Both these methods of fishing are illegal the world over and while difficult to regulate local authorities rely on first hand reports. We as divers have a duty to report any such activity that might fall into our attention no matter the area of the world we are diving. We try to preserve the dive sites we enjoy today for our children!
We are hard pressed to believe that this can also be a factor of endangering coral reefs! Beach side property is at an all time premium but while development and economical opportunities are a wanted situation for any place around the world, limits need to be placed to protect that which is truly irreplaceable in an economy! Take a look at this NOAA Chart which depicts the breakdown of component values that contribute the the global annual value of coral ecosystems. Look at the real value of coral reefs! Something people are not always aware of!
Construction, mining, logging and farming along coastal areas or rivers near active coral reefs create mobile sediment which in turn ends up resting on top of coral reefs! This chokes corals and lowers the sunlight reaching them depriving them of nutrients necessary for growth and survival! In certain areas where naturally occurring filter mechanisms have long since been in place have seen their own destruction compounding the problem of coral reef sedimentation. A great example of this are Mangrove Forests, once the great filters in river deltas across the US now cut down and destroyed minimizing their effectiveness and allowing millions of tons of sediment to escape the river deltas into the sea every year!
Although not a threat to coral reefs, but an effect caused by the global rise in sea temperatures and many other factors, coral reef bleaching has been recorded across the globe and it effects have been known to be devastating. Although a result of multiple stresses onto coral reefs and while theorised that it gives way to more resistant coral reefs often repopulated from the deep with hardier coral in most cases the widespread damage that is caused from the coral reef is so large that bouncing back takes many years and can be devastating to local economies relying on the good health of their local coral reef!
Bleaching occurs when zooxanthellate invertebrates die off or loose their photosynthetic pigments. If the stress is momentary or short lived the coral affected will recover in a matter of weeks or months.
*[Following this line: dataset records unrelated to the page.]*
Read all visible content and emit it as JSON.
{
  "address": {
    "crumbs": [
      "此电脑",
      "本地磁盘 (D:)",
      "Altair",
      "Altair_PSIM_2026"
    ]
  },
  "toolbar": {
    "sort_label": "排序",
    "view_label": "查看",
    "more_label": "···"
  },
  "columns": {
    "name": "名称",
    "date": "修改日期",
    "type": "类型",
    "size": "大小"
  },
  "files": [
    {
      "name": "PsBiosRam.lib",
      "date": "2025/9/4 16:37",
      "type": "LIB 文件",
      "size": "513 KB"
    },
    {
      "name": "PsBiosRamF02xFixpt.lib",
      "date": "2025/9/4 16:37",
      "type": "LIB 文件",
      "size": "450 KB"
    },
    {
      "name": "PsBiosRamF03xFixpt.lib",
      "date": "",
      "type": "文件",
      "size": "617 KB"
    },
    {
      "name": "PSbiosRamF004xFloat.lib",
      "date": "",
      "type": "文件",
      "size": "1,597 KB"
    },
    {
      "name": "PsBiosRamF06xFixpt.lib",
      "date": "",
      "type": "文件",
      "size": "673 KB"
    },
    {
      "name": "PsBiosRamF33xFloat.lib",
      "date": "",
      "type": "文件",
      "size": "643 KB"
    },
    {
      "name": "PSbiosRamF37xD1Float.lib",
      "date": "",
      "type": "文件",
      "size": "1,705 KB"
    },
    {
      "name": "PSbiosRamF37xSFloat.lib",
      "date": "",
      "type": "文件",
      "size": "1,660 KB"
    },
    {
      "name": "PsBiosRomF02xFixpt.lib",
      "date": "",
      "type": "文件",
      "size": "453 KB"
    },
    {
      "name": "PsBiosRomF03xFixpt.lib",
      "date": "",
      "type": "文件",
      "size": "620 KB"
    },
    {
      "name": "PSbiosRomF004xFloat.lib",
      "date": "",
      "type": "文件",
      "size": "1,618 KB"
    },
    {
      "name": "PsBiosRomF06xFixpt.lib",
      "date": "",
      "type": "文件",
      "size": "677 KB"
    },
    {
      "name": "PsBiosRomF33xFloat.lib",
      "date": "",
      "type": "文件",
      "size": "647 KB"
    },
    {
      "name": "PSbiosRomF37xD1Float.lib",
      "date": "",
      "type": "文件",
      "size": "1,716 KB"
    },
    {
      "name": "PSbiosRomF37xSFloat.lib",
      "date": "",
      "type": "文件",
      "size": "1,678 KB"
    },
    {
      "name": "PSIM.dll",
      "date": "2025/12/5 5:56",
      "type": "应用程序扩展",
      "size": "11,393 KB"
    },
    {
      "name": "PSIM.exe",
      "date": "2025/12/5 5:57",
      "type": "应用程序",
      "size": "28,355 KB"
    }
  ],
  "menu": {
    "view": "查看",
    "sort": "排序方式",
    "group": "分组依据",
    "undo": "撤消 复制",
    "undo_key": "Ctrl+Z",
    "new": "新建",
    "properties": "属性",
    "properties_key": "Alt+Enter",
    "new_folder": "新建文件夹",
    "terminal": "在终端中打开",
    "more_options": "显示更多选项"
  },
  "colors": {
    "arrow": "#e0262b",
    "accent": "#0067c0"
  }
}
If however the stressor is continuous or prolonged the affected coral will not recover and will eventually die off!
Stress factors that cause bleaching include water temperature variations (1-2 degrees Celsius for 5-10weeks ie Summer), solar irradiation during the summer months and due to ozone depletion, inorganic nutrients (while increasing Zooxanthellate populations initially the created imbalance crashes the system in the end causing bleaching), fresh water dilution from runoff from rainwater from untimely and greater than normal rainfall due to climate change.